Neoplasia of the brachial plexus are most prevalent in middle-aged and old animals and in dogs they are most often nerve sheath tumours, e.g. schwannomas, neuromas and neurofibromas. They are usually slow growing but are locally invasive and though they rarely spread to the lungs the prognosis is poor.

In dogs a mean age of 7.4 years has been reported for brachial plexus tumours (Sharp 1989) Most of the dogs were medium or large breeds and they all presented initially with unilateral intractable foreleg lameness or paresis with muscle atrophy and pain. The spinatus muscles over the scapular were most often involved. Over 45% had radiological or clinical evidence of spinal cord compression or invasion and often a small mass was palpable in the axilla. Homer's syndrome may occur in conjunction with these tumours in both dogs and cats.

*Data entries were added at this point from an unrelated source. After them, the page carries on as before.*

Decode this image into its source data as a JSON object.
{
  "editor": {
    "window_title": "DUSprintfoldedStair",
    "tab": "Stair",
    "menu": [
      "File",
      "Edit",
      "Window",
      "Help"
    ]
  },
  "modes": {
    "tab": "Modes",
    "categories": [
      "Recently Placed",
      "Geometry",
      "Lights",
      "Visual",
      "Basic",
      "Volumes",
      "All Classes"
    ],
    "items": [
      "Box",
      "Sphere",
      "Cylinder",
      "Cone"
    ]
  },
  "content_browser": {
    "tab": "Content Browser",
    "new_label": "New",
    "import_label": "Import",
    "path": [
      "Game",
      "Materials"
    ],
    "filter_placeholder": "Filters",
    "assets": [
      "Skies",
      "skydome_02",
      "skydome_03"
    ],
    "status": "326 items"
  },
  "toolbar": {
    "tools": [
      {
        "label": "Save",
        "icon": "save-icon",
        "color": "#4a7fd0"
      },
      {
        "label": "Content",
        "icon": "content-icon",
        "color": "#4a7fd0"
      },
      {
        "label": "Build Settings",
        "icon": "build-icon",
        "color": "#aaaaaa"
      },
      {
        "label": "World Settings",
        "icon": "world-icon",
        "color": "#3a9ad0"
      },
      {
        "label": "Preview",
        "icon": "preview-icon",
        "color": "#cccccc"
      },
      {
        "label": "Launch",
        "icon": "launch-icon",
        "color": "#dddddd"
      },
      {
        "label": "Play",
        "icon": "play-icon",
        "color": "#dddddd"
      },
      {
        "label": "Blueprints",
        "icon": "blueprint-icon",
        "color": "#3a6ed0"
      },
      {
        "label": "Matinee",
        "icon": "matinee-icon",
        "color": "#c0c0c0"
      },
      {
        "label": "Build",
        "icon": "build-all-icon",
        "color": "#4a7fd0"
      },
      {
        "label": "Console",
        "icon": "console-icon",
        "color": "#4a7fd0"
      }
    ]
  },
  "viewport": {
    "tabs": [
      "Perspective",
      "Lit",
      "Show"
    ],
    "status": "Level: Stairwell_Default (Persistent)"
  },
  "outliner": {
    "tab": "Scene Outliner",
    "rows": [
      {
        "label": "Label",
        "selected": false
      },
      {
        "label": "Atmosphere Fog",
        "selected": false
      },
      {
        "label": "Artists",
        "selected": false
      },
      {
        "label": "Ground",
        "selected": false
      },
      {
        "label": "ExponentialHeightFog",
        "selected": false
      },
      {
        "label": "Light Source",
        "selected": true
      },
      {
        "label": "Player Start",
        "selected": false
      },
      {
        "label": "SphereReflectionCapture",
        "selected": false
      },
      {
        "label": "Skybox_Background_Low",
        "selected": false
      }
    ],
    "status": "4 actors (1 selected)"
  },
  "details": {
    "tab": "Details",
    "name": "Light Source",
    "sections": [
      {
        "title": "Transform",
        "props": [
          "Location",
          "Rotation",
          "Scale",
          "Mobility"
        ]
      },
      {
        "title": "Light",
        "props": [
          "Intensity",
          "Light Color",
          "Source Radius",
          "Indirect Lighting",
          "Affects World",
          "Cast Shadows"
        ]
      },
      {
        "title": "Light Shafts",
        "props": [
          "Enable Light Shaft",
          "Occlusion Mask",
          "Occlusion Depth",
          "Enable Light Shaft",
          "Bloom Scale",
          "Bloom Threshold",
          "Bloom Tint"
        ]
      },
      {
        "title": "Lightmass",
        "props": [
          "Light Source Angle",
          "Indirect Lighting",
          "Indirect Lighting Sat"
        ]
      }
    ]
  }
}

Biopsy of the tumour tissue which is hard and discoloured grey or off-white is possible during exploration of the plexus (Sharp 1989).


In dogs with spinal cord involvement dorsal laminectomy is recommended to confirm the diagnosis and assess for surgical removal by a craniolateral approach (Sharp 1988). If the proximal border of the tumour can be identified high limb amputation with removal of local spinal nerves is the treatment of choice as local excision will usually result in severe neurolodeficits and local recurrence of the tumour.


Guarded. Local recurrence is common.